Interface dataset entries
════════════════════

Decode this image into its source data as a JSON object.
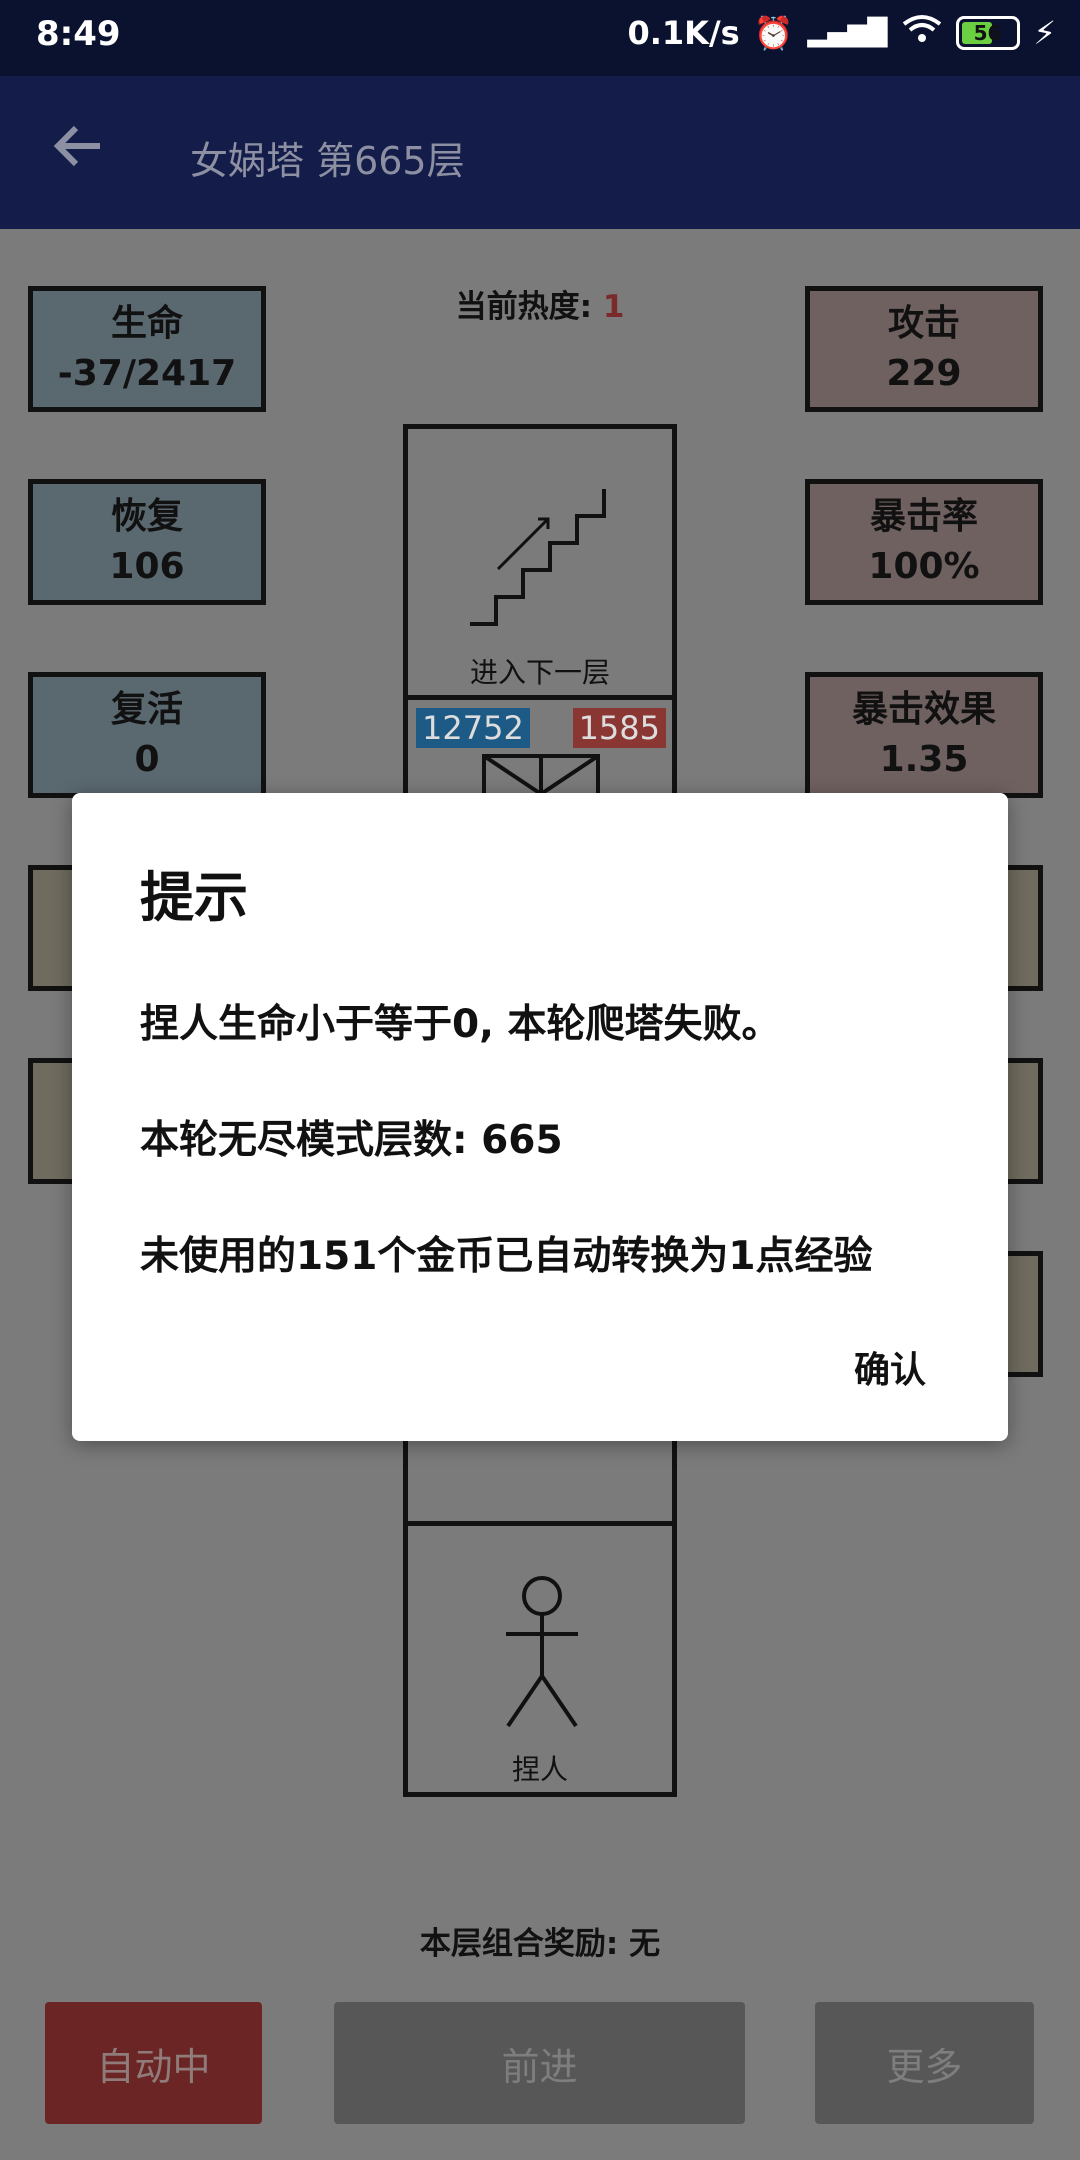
{
  "status_bar": {
    "time": "8:49",
    "net_speed": "0.1K/s",
    "battery": "56"
  },
  "app_bar": {
    "title": "女娲塔 第665层",
    "back_icon": "arrow-left-icon"
  },
  "heat": {
    "label": "当前热度:",
    "value": "1"
  },
  "left_stats": [
    {
      "label": "生命",
      "value": "-37/2417"
    },
    {
      "label": "恢复",
      "value": "106"
    },
    {
      "label": "复活",
      "value": "0"
    }
  ],
  "right_stats": [
    {
      "label": "攻击",
      "value": "229"
    },
    {
      "label": "暴击率",
      "value": "100%"
    },
    {
      "label": "暴击效果",
      "value": "1.35"
    }
  ],
  "tower": {
    "next_floor_label": "进入下一层",
    "enemy_hp_blue": "12752",
    "enemy_hp_red": "1585",
    "player_label": "捏人"
  },
  "combo": {
    "text": "本层组合奖励: 无"
  },
  "buttons": {
    "auto": "自动中",
    "forward": "前进",
    "more": "更多"
  },
  "dialog": {
    "title": "提示",
    "line1": "捏人生命小于等于0, 本轮爬塔失败。",
    "line2": "本轮无尽模式层数: 665",
    "line3": "未使用的151个金币已自动转换为1点经验",
    "confirm": "确认"
  },
  "colors": {
    "appbar": "#141c49",
    "status": "#0b1230",
    "hp_blue": "#1d5a86",
    "hp_red": "#8a3632",
    "auto_btn": "#6b2524"
  }
}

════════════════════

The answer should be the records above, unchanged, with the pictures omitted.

**REPLY:**
Decode this image into its source data as a JSON object.
{
  "status_bar": {
    "time": "8:49",
    "net_speed": "0.1K/s",
    "battery": "56"
  },
  "app_bar": {
    "title": "女娲塔 第665层",
    "back_icon": "arrow-left-icon"
  },
  "heat": {
    "label": "当前热度:",
    "value": "1"
  },
  "left_stats": [
    {
      "label": "生命",
      "value": "-37/2417"
    },
    {
      "label": "恢复",
      "value": "106"
    },
    {
      "label": "复活",
      "value": "0"
    }
  ],
  "right_stats": [
    {
      "label": "攻击",
      "value": "229"
    },
    {
      "label": "暴击率",
      "value": "100%"
    },
    {
      "label": "暴击效果",
      "value": "1.35"
    }
  ],
  "tower": {
    "next_floor_label": "进入下一层",
    "enemy_hp_blue": "12752",
    "enemy_hp_red": "1585",
    "player_label": "捏人"
  },
  "combo": {
    "text": "本层组合奖励: 无"
  },
  "buttons": {
    "auto": "自动中",
    "forward": "前进",
    "more": "更多"
  },
  "dialog": {
    "title": "提示",
    "line1": "捏人生命小于等于0, 本轮爬塔失败。",
    "line2": "本轮无尽模式层数: 665",
    "line3": "未使用的151个金币已自动转换为1点经验",
    "confirm": "确认"
  },
  "colors": {
    "appbar": "#141c49",
    "status": "#0b1230",
    "hp_blue": "#1d5a86",
    "hp_red": "#8a3632",
    "auto_btn": "#6b2524"
  }
}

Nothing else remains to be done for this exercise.